→ ASSIGNED TASK
Go line by line through the records and tally those that include "Free". Respond with the tally only.

[Web page and app entries]
----------------------------------------

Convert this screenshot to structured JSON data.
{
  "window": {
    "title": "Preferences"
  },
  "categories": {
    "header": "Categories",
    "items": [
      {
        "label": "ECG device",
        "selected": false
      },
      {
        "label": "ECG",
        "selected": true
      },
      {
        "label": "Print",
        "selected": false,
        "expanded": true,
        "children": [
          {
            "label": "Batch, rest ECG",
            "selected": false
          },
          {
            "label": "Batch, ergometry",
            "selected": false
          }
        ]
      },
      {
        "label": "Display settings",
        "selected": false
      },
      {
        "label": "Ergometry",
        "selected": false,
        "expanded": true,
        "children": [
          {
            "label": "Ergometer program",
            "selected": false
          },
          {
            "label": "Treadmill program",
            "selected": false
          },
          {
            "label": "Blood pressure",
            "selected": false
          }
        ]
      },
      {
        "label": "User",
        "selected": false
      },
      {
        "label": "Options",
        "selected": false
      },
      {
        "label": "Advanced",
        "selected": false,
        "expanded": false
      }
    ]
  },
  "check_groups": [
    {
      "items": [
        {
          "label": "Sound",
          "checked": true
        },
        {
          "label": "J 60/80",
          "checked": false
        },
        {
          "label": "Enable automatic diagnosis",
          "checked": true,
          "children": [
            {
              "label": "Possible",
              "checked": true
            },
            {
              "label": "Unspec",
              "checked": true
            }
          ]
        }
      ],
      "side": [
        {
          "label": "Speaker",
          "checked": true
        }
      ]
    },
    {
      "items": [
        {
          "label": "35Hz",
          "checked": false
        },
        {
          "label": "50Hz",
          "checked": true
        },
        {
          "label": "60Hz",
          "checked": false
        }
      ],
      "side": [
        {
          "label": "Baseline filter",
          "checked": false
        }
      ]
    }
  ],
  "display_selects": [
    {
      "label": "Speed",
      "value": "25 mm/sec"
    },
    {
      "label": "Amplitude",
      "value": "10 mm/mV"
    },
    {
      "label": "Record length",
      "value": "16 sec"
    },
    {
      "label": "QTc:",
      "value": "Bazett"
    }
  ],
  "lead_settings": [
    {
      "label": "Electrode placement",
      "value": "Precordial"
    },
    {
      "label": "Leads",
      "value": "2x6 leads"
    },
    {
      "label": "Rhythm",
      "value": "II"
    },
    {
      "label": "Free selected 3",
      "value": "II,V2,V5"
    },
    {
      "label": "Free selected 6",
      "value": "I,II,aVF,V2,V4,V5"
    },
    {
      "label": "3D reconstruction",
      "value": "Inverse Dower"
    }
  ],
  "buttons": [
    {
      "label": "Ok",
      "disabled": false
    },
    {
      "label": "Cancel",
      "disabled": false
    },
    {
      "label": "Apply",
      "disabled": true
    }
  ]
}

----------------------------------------

→ WORKED SOLUTION
2